Pullinger is an accomplished short story writer who has been anthologised in numerous collections including Punk Fiction (2009) and Shoe Fly Baby (2004). Additionally, she has edited several collections of short fiction by women, such as Waving at the Gardener (2009) and Harlot Red (2002). Pullinger’s interest in the short story genre has recently extended into a formal experimentation with the new genres made possible by internet-based writing. Specifically, she has become involved in a number of innovative and collaborative digital fiction projects, both as a practitioner and as a university lecturer. These include Inanimate Alice, about a girl growing up in twenty-first century China, and Flight Paths: a networked novel exploring the transnational crossings and collisions of modern everyday life. Following the publication of her novel The Mistress of Nothing, Pullinger said that she has found her departure into new forms particularly liberating: ‘I’m really enjoying not having to grapple with a novel currently! Writing a novel can be so overwhelming – so many words, so many things to juggle – wonderful to be finished!’
Dr James Procter, 2010

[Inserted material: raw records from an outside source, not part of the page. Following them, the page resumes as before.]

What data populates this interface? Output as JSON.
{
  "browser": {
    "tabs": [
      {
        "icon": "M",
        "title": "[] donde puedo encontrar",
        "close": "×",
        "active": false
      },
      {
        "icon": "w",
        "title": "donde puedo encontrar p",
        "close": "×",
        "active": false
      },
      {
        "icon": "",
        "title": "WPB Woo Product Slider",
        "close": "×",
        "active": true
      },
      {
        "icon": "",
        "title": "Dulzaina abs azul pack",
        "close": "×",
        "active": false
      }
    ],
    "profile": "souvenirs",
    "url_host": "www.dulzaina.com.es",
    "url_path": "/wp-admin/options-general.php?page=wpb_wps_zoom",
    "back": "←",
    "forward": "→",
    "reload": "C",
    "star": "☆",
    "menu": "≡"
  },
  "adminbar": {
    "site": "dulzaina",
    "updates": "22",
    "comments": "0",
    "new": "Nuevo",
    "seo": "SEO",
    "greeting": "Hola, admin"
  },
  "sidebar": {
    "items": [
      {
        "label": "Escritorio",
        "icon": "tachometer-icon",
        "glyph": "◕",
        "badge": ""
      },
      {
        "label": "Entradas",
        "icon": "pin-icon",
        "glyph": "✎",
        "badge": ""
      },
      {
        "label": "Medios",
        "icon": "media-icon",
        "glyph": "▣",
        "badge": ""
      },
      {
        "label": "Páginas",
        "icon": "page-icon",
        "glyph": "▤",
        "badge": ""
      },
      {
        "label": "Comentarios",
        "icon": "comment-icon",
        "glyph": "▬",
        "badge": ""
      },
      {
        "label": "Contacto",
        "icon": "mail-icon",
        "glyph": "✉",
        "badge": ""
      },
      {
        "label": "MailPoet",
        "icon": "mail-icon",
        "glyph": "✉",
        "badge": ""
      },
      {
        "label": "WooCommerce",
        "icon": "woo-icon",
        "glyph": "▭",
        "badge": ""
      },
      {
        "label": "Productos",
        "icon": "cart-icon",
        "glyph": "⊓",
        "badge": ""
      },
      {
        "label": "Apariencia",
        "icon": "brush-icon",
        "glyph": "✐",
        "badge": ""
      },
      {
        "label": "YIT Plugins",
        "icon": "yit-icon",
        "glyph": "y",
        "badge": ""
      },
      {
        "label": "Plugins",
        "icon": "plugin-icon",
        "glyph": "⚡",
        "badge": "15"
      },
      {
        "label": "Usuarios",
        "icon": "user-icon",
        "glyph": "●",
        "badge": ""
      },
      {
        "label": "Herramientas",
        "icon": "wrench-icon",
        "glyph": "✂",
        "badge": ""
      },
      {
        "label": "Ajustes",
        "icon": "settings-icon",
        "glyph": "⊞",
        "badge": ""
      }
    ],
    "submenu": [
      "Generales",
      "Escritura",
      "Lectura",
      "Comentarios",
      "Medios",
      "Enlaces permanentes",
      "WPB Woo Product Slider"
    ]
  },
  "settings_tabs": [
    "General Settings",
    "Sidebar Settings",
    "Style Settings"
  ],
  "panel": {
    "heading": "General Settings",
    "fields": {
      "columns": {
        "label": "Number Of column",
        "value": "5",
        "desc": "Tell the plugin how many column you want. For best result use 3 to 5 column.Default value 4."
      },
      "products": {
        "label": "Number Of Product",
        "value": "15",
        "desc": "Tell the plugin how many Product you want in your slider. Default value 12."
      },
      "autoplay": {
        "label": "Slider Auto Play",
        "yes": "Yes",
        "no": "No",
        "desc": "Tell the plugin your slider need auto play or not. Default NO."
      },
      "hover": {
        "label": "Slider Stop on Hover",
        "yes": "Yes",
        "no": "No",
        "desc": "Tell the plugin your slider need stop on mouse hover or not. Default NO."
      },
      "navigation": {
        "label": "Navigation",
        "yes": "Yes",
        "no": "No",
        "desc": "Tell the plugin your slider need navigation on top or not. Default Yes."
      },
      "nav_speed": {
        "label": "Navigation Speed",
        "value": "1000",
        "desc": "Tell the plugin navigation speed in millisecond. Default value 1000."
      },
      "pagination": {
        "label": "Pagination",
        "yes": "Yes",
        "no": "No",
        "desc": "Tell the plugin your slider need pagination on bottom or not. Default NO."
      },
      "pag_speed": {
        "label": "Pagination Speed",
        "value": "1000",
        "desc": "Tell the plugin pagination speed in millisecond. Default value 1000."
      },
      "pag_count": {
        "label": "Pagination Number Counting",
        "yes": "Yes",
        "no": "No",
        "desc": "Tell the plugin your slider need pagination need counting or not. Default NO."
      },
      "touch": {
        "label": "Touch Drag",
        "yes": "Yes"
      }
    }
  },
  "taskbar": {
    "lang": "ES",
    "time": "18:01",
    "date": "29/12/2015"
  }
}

I write for the usual mix of reasons – compulsion, attempting to order the world around me, for the love of stories, of words on pages, for the love of a good, dark, sometimes funny, serious, look at the world we live in. I’m interested in tackling different forms and have written novels and short stories – I remain a devotee of the short story as a somewhat neglected, gorgeous, form – as well as working on more collaborative projects – screenplays, works for the web and computer, as well as, most recently, radio drama. London has always been a big source of inspiration for me as a writer; I’ve lived here all my adult life and continue to be amazed by its diversity, harshness, and warmth.